    Superb! Thanks a lot.

    • Aurelio De Rosa

      Hi Fernando.

      I’m glad you enjoyed the article. Keep reading!

  • http://www.learningjquery.com/ Karl Swedberg

    The success, error, and complete *promise methods* are deprecated, but the corresponding option callbacks are not. Still, I prefer to use the done, fail, and always methods myself.

    • Aurelio De Rosa

      Thank you for commenting Karl. You’re always welcome!

  • Aurelio De Rosa

    Hi Matt.

    As Karl has written, they are not deprecated. Besides, for very simple cases like those I’ve shown in the article I prefer to stick with the callbacks. On the contrary, I prefer to use the promise methods when I have to manage more complex cases like waiting more than one asynchronous operation.

  • Aurelio De Rosa

    Hi Denis. I hadn’t forget about promises. I purposely avoided the topic because explaining what Promises are would require an article on its own. In this I want readers to focus on what the $.ajax() method is, what are its options, and how and why a developer should use it.

  • Bnny

    Ajax() feedback and notice for beginners:
    (1) I would show the beginners also how to return value to the caller of the function where the ajax call is wrapped. To show why its still important to keep the Async:true in extra thought.
    (2) To keep flag-method in mind so an ajax call wont run unwanted second time.
    (3) Sometimes a call to a file can fail, its normal.. maybe a beginner wants to have 3 attempts instead of one. It would be nice if you demonstrate that too.

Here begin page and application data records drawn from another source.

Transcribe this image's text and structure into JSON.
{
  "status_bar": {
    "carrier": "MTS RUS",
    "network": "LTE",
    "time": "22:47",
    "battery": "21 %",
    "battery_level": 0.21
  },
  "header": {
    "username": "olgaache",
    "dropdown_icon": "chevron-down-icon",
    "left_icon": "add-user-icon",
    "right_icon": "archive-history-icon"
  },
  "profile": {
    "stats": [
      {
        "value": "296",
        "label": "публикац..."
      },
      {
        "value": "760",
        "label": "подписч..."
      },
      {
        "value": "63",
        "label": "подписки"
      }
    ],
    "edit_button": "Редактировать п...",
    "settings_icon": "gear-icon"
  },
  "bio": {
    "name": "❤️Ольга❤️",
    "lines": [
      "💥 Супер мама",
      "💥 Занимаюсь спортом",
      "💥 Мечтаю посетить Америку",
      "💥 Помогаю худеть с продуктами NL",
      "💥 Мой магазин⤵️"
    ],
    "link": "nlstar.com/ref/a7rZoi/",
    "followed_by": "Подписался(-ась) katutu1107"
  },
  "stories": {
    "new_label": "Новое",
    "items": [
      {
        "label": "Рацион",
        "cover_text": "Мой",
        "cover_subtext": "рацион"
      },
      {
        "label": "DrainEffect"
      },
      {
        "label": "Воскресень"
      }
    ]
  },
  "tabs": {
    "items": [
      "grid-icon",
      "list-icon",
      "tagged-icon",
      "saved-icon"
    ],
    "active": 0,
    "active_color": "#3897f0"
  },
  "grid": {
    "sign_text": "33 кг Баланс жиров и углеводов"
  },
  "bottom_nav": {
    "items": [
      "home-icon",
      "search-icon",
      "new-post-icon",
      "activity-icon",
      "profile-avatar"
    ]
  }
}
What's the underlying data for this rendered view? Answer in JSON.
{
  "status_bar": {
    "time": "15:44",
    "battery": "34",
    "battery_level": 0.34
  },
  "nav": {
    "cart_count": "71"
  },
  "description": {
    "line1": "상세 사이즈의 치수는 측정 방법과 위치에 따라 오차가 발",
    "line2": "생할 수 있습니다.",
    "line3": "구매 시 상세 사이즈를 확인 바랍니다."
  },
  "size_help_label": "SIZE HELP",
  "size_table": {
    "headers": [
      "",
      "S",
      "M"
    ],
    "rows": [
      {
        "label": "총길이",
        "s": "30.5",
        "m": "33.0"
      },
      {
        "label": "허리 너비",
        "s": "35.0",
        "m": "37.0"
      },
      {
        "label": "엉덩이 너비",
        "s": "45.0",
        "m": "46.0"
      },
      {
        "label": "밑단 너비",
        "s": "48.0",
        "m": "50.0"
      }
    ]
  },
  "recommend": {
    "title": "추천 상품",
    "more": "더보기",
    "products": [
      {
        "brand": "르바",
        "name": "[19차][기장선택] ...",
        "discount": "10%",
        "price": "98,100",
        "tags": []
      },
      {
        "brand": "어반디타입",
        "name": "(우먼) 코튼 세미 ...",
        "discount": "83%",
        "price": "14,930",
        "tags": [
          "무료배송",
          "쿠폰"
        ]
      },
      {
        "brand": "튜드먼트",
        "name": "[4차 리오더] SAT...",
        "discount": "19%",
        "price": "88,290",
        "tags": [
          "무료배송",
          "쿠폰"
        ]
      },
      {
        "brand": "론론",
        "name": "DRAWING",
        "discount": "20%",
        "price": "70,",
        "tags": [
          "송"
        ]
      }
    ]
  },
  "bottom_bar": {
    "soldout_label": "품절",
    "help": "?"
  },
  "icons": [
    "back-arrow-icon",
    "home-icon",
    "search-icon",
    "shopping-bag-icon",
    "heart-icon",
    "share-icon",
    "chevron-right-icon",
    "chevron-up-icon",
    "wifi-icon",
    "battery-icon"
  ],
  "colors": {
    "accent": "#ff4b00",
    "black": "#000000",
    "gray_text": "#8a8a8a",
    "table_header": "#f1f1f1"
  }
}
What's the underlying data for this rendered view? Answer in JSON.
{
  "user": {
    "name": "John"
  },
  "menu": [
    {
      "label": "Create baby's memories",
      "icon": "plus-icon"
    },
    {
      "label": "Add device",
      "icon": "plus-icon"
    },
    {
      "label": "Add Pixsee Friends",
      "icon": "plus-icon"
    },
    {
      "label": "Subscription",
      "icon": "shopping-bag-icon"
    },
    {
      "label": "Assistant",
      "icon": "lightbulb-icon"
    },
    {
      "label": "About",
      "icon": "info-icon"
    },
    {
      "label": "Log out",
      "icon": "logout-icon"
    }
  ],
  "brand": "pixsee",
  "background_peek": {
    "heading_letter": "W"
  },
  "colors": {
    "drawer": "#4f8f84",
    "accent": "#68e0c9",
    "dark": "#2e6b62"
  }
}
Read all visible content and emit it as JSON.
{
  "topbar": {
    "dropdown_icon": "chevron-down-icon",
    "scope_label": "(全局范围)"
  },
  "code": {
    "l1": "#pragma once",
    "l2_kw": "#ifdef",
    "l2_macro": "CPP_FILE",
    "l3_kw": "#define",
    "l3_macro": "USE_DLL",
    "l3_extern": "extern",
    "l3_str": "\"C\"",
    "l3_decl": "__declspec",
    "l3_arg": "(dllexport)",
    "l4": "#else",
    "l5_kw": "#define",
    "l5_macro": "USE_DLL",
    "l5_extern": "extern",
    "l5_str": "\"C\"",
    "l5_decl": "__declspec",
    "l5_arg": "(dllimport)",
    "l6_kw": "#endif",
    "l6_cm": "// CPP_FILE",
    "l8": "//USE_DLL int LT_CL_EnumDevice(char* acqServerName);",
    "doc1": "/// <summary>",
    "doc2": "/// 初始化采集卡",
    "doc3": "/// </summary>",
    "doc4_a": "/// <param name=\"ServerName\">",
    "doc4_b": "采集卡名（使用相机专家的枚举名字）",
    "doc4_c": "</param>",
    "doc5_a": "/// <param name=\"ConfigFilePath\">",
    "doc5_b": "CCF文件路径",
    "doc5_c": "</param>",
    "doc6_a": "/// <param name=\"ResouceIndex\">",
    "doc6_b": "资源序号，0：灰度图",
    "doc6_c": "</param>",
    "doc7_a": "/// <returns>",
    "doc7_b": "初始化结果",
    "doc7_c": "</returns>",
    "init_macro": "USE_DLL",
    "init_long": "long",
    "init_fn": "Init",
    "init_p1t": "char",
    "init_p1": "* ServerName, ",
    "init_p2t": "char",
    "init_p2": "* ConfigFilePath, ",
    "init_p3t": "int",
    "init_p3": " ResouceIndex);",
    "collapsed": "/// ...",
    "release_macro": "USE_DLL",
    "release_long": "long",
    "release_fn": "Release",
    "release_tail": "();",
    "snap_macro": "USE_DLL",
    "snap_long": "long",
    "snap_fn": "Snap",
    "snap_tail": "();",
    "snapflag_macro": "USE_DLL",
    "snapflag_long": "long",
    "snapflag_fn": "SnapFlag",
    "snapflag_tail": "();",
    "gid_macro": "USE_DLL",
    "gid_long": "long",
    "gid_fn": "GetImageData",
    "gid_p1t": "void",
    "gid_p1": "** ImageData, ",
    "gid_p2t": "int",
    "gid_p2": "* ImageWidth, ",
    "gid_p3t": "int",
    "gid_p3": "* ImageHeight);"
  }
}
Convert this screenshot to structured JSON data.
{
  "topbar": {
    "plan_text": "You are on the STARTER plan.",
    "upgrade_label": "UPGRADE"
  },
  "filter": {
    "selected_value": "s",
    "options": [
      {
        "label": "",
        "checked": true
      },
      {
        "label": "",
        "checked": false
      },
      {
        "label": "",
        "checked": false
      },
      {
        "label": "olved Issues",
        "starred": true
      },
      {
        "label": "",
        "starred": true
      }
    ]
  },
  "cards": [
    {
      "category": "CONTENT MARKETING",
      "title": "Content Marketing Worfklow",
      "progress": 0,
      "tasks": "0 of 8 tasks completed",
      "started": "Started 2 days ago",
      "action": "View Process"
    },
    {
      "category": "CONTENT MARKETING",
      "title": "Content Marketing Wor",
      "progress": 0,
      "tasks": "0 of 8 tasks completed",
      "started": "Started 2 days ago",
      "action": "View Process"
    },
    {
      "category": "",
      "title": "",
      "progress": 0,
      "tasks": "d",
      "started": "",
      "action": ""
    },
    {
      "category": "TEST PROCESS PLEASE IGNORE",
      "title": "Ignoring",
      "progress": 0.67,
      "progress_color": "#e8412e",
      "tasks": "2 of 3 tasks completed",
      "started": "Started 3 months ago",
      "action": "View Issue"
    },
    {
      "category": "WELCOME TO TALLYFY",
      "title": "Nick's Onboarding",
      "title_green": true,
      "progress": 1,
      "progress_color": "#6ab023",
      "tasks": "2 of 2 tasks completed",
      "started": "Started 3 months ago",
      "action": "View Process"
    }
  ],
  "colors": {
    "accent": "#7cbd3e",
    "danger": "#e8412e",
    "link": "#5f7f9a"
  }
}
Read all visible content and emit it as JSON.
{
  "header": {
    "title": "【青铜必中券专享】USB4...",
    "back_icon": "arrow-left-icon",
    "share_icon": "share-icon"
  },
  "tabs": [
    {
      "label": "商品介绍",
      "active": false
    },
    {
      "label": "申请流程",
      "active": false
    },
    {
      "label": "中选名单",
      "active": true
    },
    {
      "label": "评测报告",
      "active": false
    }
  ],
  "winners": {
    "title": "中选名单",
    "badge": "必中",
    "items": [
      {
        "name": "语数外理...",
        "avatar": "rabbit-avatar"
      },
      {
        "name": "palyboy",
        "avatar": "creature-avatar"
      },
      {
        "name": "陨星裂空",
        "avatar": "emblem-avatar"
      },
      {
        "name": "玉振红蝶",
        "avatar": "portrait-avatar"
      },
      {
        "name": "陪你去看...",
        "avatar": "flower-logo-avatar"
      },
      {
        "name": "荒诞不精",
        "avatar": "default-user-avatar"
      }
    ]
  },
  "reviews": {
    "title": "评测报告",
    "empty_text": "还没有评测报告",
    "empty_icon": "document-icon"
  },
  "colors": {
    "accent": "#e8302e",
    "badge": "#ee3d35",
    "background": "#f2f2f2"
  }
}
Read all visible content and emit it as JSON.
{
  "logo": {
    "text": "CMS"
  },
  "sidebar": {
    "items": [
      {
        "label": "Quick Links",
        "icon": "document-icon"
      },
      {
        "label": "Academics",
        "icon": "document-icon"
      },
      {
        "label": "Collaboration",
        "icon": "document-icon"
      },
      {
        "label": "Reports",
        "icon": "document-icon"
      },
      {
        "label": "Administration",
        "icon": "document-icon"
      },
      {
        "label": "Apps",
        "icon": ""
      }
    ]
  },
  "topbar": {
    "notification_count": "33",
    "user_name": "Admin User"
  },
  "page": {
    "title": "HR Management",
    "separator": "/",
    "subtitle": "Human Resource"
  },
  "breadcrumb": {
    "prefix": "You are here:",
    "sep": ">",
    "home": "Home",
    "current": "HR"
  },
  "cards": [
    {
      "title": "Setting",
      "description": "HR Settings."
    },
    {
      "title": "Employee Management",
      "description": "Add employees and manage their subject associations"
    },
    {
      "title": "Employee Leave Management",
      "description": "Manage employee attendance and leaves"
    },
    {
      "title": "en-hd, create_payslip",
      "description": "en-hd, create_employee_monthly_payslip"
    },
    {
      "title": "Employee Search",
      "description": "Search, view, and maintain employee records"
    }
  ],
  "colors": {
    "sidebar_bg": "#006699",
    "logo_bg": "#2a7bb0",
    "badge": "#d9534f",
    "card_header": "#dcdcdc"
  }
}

    When you want to explain Ajax(), you should also have to explain how to use it in full development at still basic lvl.